● **Activity**
Where the word "name" occurs in a line of the listing, please copy the line.

● **Source material**
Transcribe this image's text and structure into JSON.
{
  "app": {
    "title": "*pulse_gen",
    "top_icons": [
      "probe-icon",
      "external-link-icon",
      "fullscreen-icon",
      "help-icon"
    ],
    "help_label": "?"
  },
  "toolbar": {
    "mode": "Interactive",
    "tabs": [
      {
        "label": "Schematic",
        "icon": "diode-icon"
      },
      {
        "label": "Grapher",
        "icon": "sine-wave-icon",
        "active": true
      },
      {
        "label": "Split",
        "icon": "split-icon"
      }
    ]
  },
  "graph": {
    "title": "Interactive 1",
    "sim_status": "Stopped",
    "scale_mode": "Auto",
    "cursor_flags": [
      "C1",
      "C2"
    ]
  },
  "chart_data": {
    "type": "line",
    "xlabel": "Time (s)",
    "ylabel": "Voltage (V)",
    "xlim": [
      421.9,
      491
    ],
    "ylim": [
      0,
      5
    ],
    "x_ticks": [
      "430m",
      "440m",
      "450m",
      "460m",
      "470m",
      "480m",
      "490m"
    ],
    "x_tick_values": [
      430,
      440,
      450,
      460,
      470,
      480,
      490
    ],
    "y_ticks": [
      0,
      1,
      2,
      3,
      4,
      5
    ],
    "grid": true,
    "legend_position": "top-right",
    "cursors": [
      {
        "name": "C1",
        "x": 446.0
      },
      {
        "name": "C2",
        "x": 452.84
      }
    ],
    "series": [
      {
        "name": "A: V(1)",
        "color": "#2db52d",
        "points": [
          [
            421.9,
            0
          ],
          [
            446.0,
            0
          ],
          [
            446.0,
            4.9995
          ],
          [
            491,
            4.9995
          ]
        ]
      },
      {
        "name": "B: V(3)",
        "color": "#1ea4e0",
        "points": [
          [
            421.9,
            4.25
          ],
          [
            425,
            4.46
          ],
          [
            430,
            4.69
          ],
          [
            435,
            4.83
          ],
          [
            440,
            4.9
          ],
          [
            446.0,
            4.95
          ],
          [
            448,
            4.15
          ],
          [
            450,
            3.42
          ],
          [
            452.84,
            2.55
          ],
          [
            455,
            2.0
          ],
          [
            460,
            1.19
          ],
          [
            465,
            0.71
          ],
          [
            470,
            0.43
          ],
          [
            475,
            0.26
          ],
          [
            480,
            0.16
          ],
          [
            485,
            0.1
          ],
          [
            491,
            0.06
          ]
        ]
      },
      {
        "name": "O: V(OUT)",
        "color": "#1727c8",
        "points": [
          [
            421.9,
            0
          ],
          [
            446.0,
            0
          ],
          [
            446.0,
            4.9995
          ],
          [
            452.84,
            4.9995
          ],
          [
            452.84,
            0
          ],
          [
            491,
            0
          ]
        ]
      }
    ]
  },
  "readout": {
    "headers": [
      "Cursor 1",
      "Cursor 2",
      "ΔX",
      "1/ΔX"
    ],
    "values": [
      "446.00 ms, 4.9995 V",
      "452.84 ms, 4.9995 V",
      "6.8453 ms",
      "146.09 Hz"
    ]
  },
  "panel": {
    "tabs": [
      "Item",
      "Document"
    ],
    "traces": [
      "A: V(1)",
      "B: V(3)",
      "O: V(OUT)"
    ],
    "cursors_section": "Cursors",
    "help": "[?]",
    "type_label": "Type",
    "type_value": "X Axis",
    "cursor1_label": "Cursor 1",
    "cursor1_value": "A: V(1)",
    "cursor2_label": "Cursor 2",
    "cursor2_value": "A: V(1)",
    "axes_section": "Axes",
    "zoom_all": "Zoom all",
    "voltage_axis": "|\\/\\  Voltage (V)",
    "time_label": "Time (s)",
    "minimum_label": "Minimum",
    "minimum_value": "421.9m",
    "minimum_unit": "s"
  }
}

● **Exercise solution**
        "name": "C1",
        "name": "C2",
        "name": "A: V(1)",
        "name": "B: V(3)",
        "name": "O: V(OUT)",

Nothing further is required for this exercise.